Stored items |

━━━

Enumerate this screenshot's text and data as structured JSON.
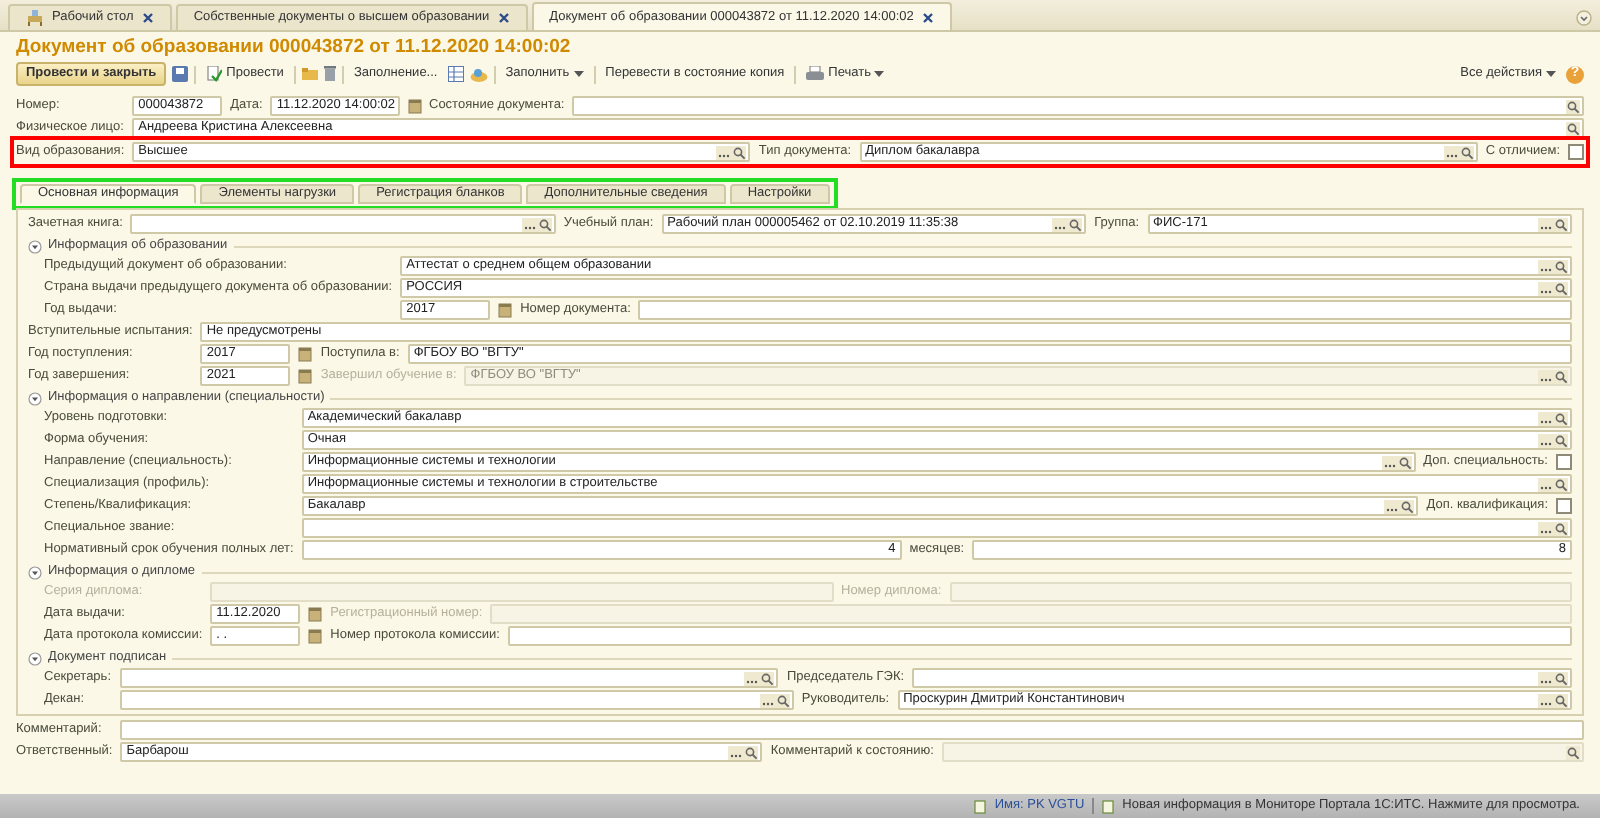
{
  "window_tabs": [
    {
      "label": "Рабочий стол",
      "selected": false
    },
    {
      "label": "Собственные документы о высшем образовании",
      "selected": false
    },
    {
      "label": "Документ об образовании 000043872 от 11.12.2020 14:00:02",
      "selected": true
    }
  ],
  "title": "Документ об образовании 000043872 от 11.12.2020 14:00:02",
  "toolbar": {
    "post_close": "Провести и закрыть",
    "post": "Провести",
    "fill_in": "Заполнение...",
    "fill": "Заполнить",
    "copy_state": "Перевести в состояние копия",
    "print": "Печать",
    "all_actions": "Все действия",
    "help": "?"
  },
  "header_rows": [
    {
      "items": [
        {
          "kind": "label",
          "text": "Номер:",
          "disabled": false
        },
        {
          "kind": "code",
          "value": "000043872",
          "disabled": false
        },
        {
          "kind": "label",
          "text": "Дата:",
          "disabled": false
        },
        {
          "kind": "date",
          "value": "11.12.2020 14:00:02",
          "disabled": false
        },
        {
          "kind": "label",
          "text": "Состояние документа:",
          "disabled": false
        },
        {
          "kind": "lookup",
          "disabled": false
        }
      ]
    },
    {
      "items": [
        {
          "kind": "label",
          "text": "Физическое лицо:",
          "disabled": false
        },
        {
          "kind": "lookup",
          "value": "Андреева Кристина Алексеевна",
          "disabled": false
        }
      ]
    },
    {
      "highlight": {
        "color": "#ff0000"
      },
      "items": [
        {
          "kind": "label",
          "text": "Вид образования:",
          "disabled": false
        },
        {
          "kind": "select",
          "value": "Высшее",
          "disabled": false
        },
        {
          "kind": "label",
          "text": "Тип документа:",
          "disabled": false
        },
        {
          "kind": "select",
          "value": "Диплом бакалавра",
          "disabled": false
        },
        {
          "kind": "label",
          "text": "С отличием:",
          "disabled": false
        },
        {
          "kind": "checkbox",
          "checked": false
        }
      ]
    }
  ],
  "form_tabs": {
    "highlight": {
      "color": "#22dd22"
    },
    "tabs": [
      {
        "label": "Основная информация",
        "selected": true
      },
      {
        "label": "Элементы нагрузки",
        "selected": false
      },
      {
        "label": "Регистрация бланков",
        "selected": false
      },
      {
        "label": "Дополнительные сведения",
        "selected": false
      },
      {
        "label": "Настройки",
        "selected": false
      }
    ]
  },
  "panel": [
    {
      "kind": "rows",
      "rows": [
        {
          "items": [
            {
              "kind": "label",
              "text": "Зачетная книга:",
              "disabled": false
            },
            {
              "kind": "select",
              "disabled": false
            },
            {
              "kind": "label",
              "text": "Учебный план:",
              "disabled": false
            },
            {
              "kind": "select",
              "value": "Рабочий план 000005462 от 02.10.2019 11:35:38",
              "disabled": false
            },
            {
              "kind": "label",
              "text": "Группа:",
              "disabled": false
            },
            {
              "kind": "select",
              "value": "ФИС-171",
              "disabled": false
            }
          ]
        }
      ]
    },
    {
      "kind": "group",
      "title": "Информация об образовании",
      "expanded": true,
      "rows": [
        {
          "items": [
            {
              "kind": "label",
              "text": "Предыдущий документ об образовании:",
              "disabled": false
            },
            {
              "kind": "select",
              "value": "Аттестат о среднем общем образовании",
              "disabled": false
            }
          ]
        },
        {
          "items": [
            {
              "kind": "label",
              "text": "Страна выдачи предыдущего документа об образовании:",
              "disabled": false
            },
            {
              "kind": "select",
              "value": "РОССИЯ",
              "disabled": false
            }
          ]
        },
        {
          "items": [
            {
              "kind": "label",
              "text": "Год выдачи:",
              "disabled": false
            },
            {
              "kind": "date",
              "value": "2017",
              "disabled": false
            },
            {
              "kind": "label",
              "text": "Номер документа:",
              "disabled": false
            },
            {
              "kind": "text",
              "disabled": false
            }
          ]
        }
      ]
    },
    {
      "kind": "rows",
      "rows": [
        {
          "items": [
            {
              "kind": "label",
              "text": "Вступительные испытания:",
              "disabled": false
            },
            {
              "kind": "text",
              "value": "Не предусмотрены",
              "disabled": false
            }
          ]
        },
        {
          "items": [
            {
              "kind": "label",
              "text": "Год поступления:",
              "disabled": false
            },
            {
              "kind": "date",
              "value": "2017",
              "disabled": false
            },
            {
              "kind": "label",
              "text": "Поступила в:",
              "disabled": false
            },
            {
              "kind": "text",
              "value": "ФГБОУ ВО \"ВГТУ\"",
              "disabled": false
            }
          ]
        },
        {
          "items": [
            {
              "kind": "label",
              "text": "Год завершения:",
              "disabled": false
            },
            {
              "kind": "date",
              "value": "2021",
              "disabled": false
            },
            {
              "kind": "label",
              "text": "Завершил обучение в:",
              "disabled": true
            },
            {
              "kind": "select",
              "value": "ФГБОУ ВО \"ВГТУ\"",
              "disabled": true
            }
          ]
        }
      ]
    },
    {
      "kind": "group",
      "title": "Информация о направлении (специальности)",
      "expanded": true,
      "rows": [
        {
          "items": [
            {
              "kind": "label",
              "text": "Уровень подготовки:",
              "disabled": false
            },
            {
              "kind": "select",
              "value": "Академический бакалавр",
              "disabled": false
            }
          ]
        },
        {
          "items": [
            {
              "kind": "label",
              "text": "Форма обучения:",
              "disabled": false
            },
            {
              "kind": "select",
              "value": "Очная",
              "disabled": false
            }
          ]
        },
        {
          "items": [
            {
              "kind": "label",
              "text": "Направление (специальность):",
              "disabled": false
            },
            {
              "kind": "select",
              "value": "Информационные системы и технологии",
              "disabled": false
            },
            {
              "kind": "label",
              "text": "Доп. специальность:",
              "disabled": false
            },
            {
              "kind": "checkbox",
              "checked": false
            }
          ]
        },
        {
          "items": [
            {
              "kind": "label",
              "text": "Специализация (профиль):",
              "disabled": false
            },
            {
              "kind": "select",
              "value": "Информационные системы и технологии в строительстве",
              "disabled": false
            }
          ]
        },
        {
          "items": [
            {
              "kind": "label",
              "text": "Степень/Квалификация:",
              "disabled": false
            },
            {
              "kind": "select",
              "value": "Бакалавр",
              "disabled": false
            },
            {
              "kind": "label",
              "text": "Доп. квалификация:",
              "disabled": false
            },
            {
              "kind": "checkbox",
              "checked": false
            }
          ]
        },
        {
          "items": [
            {
              "kind": "label",
              "text": "Специальное звание:",
              "disabled": false
            },
            {
              "kind": "select",
              "disabled": false
            }
          ]
        },
        {
          "items": [
            {
              "kind": "label",
              "text": "Нормативный срок обучения полных лет:",
              "disabled": false
            },
            {
              "kind": "number",
              "value": "4",
              "disabled": false
            },
            {
              "kind": "label",
              "text": "месяцев:",
              "disabled": false
            },
            {
              "kind": "number",
              "value": "8",
              "disabled": false
            }
          ]
        }
      ]
    },
    {
      "kind": "group",
      "title": "Информация о дипломе",
      "expanded": true,
      "rows": [
        {
          "items": [
            {
              "kind": "label",
              "text": "Серия диплома:",
              "disabled": true
            },
            {
              "kind": "text",
              "disabled": true
            },
            {
              "kind": "label",
              "text": "Номер диплома:",
              "disabled": true
            },
            {
              "kind": "text",
              "disabled": true
            }
          ]
        },
        {
          "items": [
            {
              "kind": "label",
              "text": "Дата выдачи:",
              "disabled": false
            },
            {
              "kind": "date",
              "value": "11.12.2020",
              "disabled": false
            },
            {
              "kind": "label",
              "text": "Регистрационный номер:",
              "disabled": true
            },
            {
              "kind": "text",
              "disabled": true
            }
          ]
        },
        {
          "items": [
            {
              "kind": "label",
              "text": "Дата протокола комиссии:",
              "disabled": false
            },
            {
              "kind": "date",
              "value": ". .",
              "disabled": false
            },
            {
              "kind": "label",
              "text": "Номер протокола комиссии:",
              "disabled": false
            },
            {
              "kind": "text",
              "disabled": false
            }
          ]
        }
      ]
    },
    {
      "kind": "group",
      "title": "Документ подписан",
      "expanded": true,
      "rows": [
        {
          "items": [
            {
              "kind": "label",
              "text": "Секретарь:",
              "disabled": false
            },
            {
              "kind": "select",
              "disabled": false
            },
            {
              "kind": "label",
              "text": "Председатель ГЭК:",
              "disabled": false
            },
            {
              "kind": "select",
              "disabled": false
            }
          ]
        },
        {
          "items": [
            {
              "kind": "label",
              "text": "Декан:",
              "disabled": false
            },
            {
              "kind": "select",
              "disabled": false
            },
            {
              "kind": "label",
              "text": "Руководитель:",
              "disabled": false
            },
            {
              "kind": "select",
              "value": "Проскурин Дмитрий Константинович",
              "disabled": false
            }
          ]
        }
      ]
    }
  ],
  "footer_rows": [
    {
      "items": [
        {
          "kind": "label",
          "text": "Комментарий:",
          "disabled": false
        },
        {
          "kind": "text",
          "disabled": false
        }
      ]
    },
    {
      "items": [
        {
          "kind": "label",
          "text": "Ответственный:",
          "disabled": false
        },
        {
          "kind": "select",
          "value": "Барбарош",
          "disabled": false
        },
        {
          "kind": "label",
          "text": "Комментарий к состоянию:",
          "disabled": false
        },
        {
          "kind": "lookup",
          "disabled": true
        }
      ]
    }
  ],
  "status_bar": {
    "user": "Имя: PK VGTU",
    "message": "Новая информация в Мониторе Портала 1С:ИТС. Нажмите для просмотра."
  }
}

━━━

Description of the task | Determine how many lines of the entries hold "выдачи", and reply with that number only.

Finished exercise | 3